§ What you have to do
Write out an exact copy of the line containing "Extract the structured" and all lines that follow it in the data below, leaving out pictures.
====== Task inputs ======
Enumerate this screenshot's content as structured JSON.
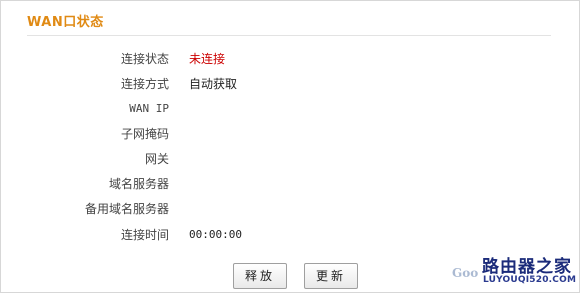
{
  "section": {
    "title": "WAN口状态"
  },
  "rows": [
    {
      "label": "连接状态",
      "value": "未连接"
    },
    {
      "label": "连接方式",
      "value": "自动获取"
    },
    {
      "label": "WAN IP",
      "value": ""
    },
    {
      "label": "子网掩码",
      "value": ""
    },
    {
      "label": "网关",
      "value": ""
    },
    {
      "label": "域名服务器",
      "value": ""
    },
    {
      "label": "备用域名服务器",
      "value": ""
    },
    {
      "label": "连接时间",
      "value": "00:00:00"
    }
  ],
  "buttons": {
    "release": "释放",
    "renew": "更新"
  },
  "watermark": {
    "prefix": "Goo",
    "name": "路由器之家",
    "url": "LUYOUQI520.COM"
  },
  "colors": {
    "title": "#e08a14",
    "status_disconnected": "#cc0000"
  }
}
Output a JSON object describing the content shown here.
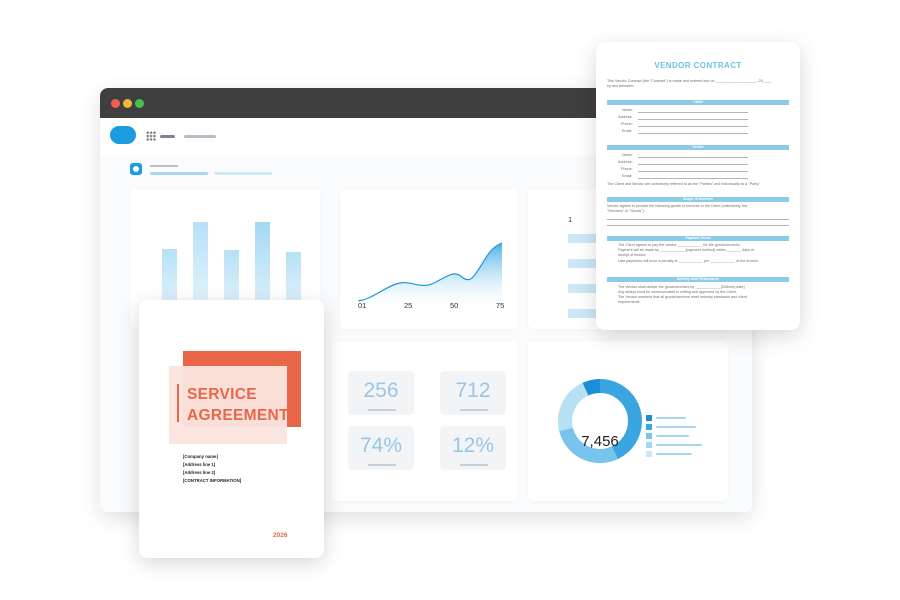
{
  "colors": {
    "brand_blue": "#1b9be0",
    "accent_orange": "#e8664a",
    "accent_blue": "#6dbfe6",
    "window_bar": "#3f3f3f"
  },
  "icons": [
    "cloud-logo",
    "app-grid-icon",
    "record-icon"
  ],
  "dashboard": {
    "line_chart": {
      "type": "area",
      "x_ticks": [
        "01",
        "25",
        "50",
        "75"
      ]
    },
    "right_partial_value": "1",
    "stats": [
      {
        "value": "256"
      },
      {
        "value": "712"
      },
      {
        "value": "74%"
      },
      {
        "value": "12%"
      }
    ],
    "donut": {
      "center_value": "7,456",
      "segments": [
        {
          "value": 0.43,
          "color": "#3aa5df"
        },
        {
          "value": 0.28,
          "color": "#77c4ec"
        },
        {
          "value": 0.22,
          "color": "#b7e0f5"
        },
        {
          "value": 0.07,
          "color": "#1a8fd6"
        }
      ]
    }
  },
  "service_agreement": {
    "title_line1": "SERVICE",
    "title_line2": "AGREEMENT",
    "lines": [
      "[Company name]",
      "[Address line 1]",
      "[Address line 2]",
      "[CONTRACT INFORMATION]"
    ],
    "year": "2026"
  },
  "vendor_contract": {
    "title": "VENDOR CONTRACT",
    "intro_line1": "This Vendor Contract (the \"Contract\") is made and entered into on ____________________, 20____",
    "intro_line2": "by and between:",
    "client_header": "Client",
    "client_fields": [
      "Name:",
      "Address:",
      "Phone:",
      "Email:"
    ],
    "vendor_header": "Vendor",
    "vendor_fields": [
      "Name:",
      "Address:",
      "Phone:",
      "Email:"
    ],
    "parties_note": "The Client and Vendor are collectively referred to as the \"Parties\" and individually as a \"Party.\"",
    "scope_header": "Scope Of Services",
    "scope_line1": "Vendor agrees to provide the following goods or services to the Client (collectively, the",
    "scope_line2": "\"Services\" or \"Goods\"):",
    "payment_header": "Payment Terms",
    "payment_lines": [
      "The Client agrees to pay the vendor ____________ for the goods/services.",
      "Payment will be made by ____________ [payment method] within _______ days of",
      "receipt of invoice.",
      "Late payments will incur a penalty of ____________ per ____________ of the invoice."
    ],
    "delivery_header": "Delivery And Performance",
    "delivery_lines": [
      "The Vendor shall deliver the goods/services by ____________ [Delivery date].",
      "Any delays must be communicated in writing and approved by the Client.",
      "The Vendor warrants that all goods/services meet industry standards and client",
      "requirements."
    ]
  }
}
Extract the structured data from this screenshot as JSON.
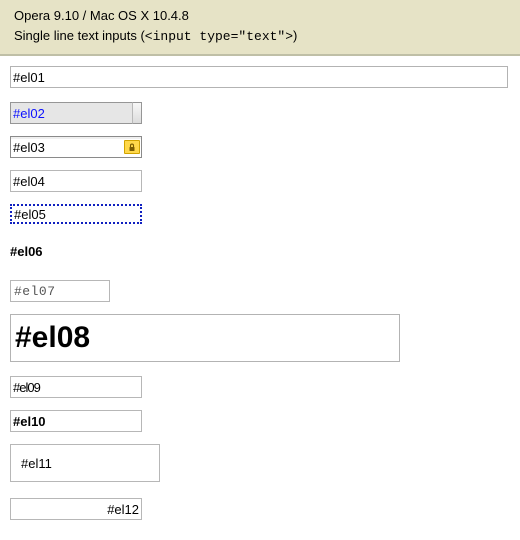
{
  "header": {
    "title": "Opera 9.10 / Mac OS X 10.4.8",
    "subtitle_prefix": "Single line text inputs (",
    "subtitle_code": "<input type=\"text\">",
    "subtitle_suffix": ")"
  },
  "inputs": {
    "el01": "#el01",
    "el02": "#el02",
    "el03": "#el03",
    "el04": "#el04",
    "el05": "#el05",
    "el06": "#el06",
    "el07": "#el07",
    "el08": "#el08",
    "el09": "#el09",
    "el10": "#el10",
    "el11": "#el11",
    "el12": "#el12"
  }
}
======
§ Response to this exercise
Extract the structured data from this screenshot as JSON.
{
  "header": {
    "title": "Opera 9.10 / Mac OS X 10.4.8",
    "subtitle_prefix": "Single line text inputs (",
    "subtitle_code": "<input type=\"text\">",
    "subtitle_suffix": ")"
  },
  "inputs": {
    "el01": "#el01",
    "el02": "#el02",
    "el03": "#el03",
    "el04": "#el04",
    "el05": "#el05",
    "el06": "#el06",
    "el07": "#el07",
    "el08": "#el08",
    "el09": "#el09",
    "el10": "#el10",
    "el11": "#el11",
    "el12": "#el12"
  }
}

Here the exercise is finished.